Footnote to the above --"While a fearless giant of a man, Lieutenant Campbell was nontheless a notorious drunkard. For many years afterward the "Hero of Campbell's Island" was a featured exhibit in many a Missouri grogshop. Today the site of the battle, surrounded by trailers and shanties on Campbell's Island in East Moline, is marked by a commemorative stone and plaque, making no mention of the besotted condition of the lieutenant or his crew."


Chief Blackhawk, the leader of the Indian forces at the Battle of Campbell's Island, dictated his autobiography to a U. S. Government Interpreter in 1833. That document contains Blackhawk's recollections of the battle as follows:

" ... five or six boats arrived, loaded with soldiers, going to Praire du Chien, to reinforce the garrison. They appeared friendly, and were well received. We held a council with the war chief [Campbell]. We had no intention of hurting him, or any of his party, or we could have easily defeated them. They remained with us all day, and gave us plenty of whiskey! During the night a party arrived (who came down the Rock river), and brought us six kegs of powder! They told us that the British had gone to Prairie du Chien, and taken the fort, and wished to join them again in the war, which we agreed to. I collected my warriors, and determined to pursue the boats, which had sailed wiyh a fair wind. If we had known the day before, we could easily taken them all, as the war chief used no precautions to prevent it. I immediately started with my party, by land, in pursuit - thinking that some of there boats might get aground, or that the Great Spirit would put them in our power, if he wished them taken, and their people killed. ... I soon discovered ... one boat ... driven asore by the wind. They landed, by running hard aground, and lowered their sail. The others passed on. This boat the great Spirit gave us! We approached cautiously, and fired upon the men on shore. All that could, hurried aboard, but they were unable to push off, being fast aground. We advanced to the river's bank, under cover, and commenced firing at the boat. ... I prepared my bow and arrows to throw fire to the sail, ... succeeded in setting the sail on fire.

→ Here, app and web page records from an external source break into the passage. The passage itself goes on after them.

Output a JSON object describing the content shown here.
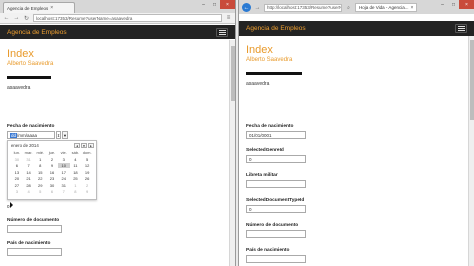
{
  "left_browser": {
    "tab_title": "Agencia de Empleos",
    "url": "localhost:17353/Resume?userName=asaavedra",
    "brand": "Agencia de Empleos",
    "page_title": "Index",
    "page_subtitle": "Alberto Saavedra",
    "username": "asaavedra",
    "fecha_label": "Fecha de nacimiento",
    "date_input_value": "dd/mm/aaaa",
    "datepicker": {
      "month": "enero de 2014",
      "dow": [
        "lun.",
        "mar.",
        "mié.",
        "jue.",
        "vie.",
        "sáb.",
        "dom."
      ],
      "weeks": [
        [
          "30",
          "31",
          "1",
          "2",
          "3",
          "4",
          "5"
        ],
        [
          "6",
          "7",
          "8",
          "9",
          "10",
          "11",
          "12"
        ],
        [
          "13",
          "14",
          "15",
          "16",
          "17",
          "18",
          "19"
        ],
        [
          "20",
          "21",
          "22",
          "23",
          "24",
          "25",
          "26"
        ],
        [
          "27",
          "28",
          "29",
          "30",
          "31",
          "1",
          "2"
        ],
        [
          "3",
          "4",
          "5",
          "6",
          "7",
          "8",
          "9"
        ]
      ]
    },
    "zero_value": "0",
    "numero_label": "Número de documento",
    "pais_label": "País de nacimiento"
  },
  "right_browser": {
    "url": "http://localhost:17353/Resume?userName=asaavedra",
    "tab_title": "Hoja de Vida - Agencia...",
    "brand": "Agencia de Empleos",
    "page_title": "Index",
    "page_subtitle": "Alberto Saavedra",
    "username": "asaavedra",
    "fecha_label": "Fecha de nacimiento",
    "fecha_value": "01/01/0001",
    "genre_label": "SelectedGenreId",
    "genre_value": "0",
    "libreta_label": "Libreta militar",
    "doctype_label": "SelectedDocumentTypeId",
    "doctype_value": "0",
    "numero_label": "Número de documento",
    "pais_label": "País de nacimiento"
  }
}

"The boat was soon in flames! About this time, one of the boats that had passed, returned, dropped anchor, and swung in close to the boat on fire, and took off all the people, except those killed and badly wounded. We could distinctly see them passing from one boat to the other, and fired on them with good aim. We wounded the war chief [Campbell] in this way! Another boat now came down, dropped her anchor, which did not take hold, and was drifted ashore! The other boat cut her cable and rowed down the river, leaving their comrades without attempting to assist them. We then commenced an attack on this boat, and fired several rounds. They did not return the fire. We thought they were afraid, or had but a small number on board. I therefore ordered a rush to the boat. When we got near, they fired, and killed two of our people, being all that we had lost in the engagement. Some of their men jumped out and pushed off the boat, and thus got away without losing a man! I had a good opinion of this war chief - he managed so much better than the others. It would give me pleasure to shake him by the hand."

Children of John Campbell and Margaret Self are:

 66 i.   John4 Campbell, born Abt. 1811 in Shawneetown IL; died 06 October 1844 in Mount Sterling KY. 
 67 ii.   Ann Campbell, born Abt. 1825 in KY; died 23 October 1846 in Lexington KY.